Note the last sentence.  What that means is there's also a lot more to the contract that just buying jets.  So, and it's already out there among the usual suspects, simply dividing the number of F-35s by the amount of the contract is not - let's repeat that and underline it - NOT indicative of the unit recurring flyaway cost (URF).

Regardless of whose math you use, the cost of the aircraft in each of the LRIP's continues to come down and it is already well below the cost predicted by the people doing the incorrect math on this latest contract.

Just keep that in mind as you watch them flog this numerical strawman to death over the next few weeks.  Things are just not going the way they predicted, not that you'd know it by reading them.


Sunday, December 2, 2012

F-35: About those loss/exchage ratios

About all those claims that 4th generation and the Chinese and Russian 5th generation fighters will be able to shoot down F-35s, let's get serious for a minute and look at the probable reality of future air combat.  Will it be a dogfight or will aircraft be fighting at a distance (in many cases, Beyond Visual Range - BVR).  If it is at a distance, the F-35 should hold a decided advantage:
Because it was designed to maneuver to the edge of its envelope with a full internal combat load, the F-35 will be able to run rings around most other fighters, but it probably won’t have to—and probably shouldn’t.

"If you value a loss/exchange ratio of better than one-to-one, you need to stay away from each other," said O’Bryan, meaning that the fighter pilot who hopes to survive needs to keep his distance from the enemy.

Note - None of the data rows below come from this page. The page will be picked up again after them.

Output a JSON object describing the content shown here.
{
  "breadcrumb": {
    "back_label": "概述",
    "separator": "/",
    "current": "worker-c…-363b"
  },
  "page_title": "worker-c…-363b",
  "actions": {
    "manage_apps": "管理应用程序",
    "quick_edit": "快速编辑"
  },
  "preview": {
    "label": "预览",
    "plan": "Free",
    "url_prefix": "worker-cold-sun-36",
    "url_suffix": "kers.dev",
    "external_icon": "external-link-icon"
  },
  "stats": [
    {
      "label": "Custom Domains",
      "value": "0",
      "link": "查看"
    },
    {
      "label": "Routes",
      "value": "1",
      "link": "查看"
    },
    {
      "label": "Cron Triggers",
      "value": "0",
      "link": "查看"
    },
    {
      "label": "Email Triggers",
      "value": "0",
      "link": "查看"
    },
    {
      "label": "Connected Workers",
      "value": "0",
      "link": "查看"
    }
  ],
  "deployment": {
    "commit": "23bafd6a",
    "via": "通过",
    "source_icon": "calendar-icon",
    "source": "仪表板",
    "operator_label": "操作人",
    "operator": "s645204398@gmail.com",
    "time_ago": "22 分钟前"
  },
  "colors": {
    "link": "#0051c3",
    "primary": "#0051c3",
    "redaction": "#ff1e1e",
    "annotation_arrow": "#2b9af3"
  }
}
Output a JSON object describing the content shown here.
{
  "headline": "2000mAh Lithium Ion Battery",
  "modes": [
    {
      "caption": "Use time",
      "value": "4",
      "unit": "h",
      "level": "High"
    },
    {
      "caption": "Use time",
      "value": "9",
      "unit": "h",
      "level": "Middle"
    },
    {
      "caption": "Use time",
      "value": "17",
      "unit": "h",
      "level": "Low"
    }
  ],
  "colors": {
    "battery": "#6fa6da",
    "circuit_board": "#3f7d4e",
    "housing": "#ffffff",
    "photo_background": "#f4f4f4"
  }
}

He noted that, in a close-turning dogfight with modern missiles, even a 1960s-era fighter such as the F-4 can get into a "mutual kill scenario" at close range with a fourth generation fighter. That’s why the F-35 was provided with the ability to fuse sensor information from many sources, triangulating with other F-35s to locate, identify, and fire on enemy aircraft before they are able to shoot back.
The F-35’s systems will even allow it to shoot at a target "almost when that airplane is behind you," thanks to its 360-degree sensors.

According to O’Bryan, the F-35 also can interrogate a target to its rear, an ability possessed by no other fighter. 
The key here is using the capabilities of the F-35 via its fused sensor information and ability to talk with other F-35s to take out the enemy.  And that leads to the next key for success - getting the first look.  That leads to the first shot and the first kill.  The vast majority of successful air-to-air confrontations go to the fighter pilot who locks on first and fires.   As O'Bryan points out, that loss/exchange rate goes down the closer you get, because the "mutual kill scenario" goes up.

So the F-35 is designed to have a small radar signature that is very difficult to pick up while having the ability (in conjunction with other F-35) of identifying targets first and having a missile on the way before the other guy is able to lock on (or in some cases, even knows the F-35s are in the area).

To empahized LM VP Stephan O'Bryan's other point, something you'll see critics ignore or pretend isn't true, a clean F-35 is going to outperform a 4th generation aircraft with all of its fuel and ordnance carried externally.  It isn't a matter of wishing and hoping, it's a matter of physics.

However, the preferable use of the F-35 is definitely at an extended range in order to maximize its advantages and to maximize the loss/exchange ratio in favor of US forces.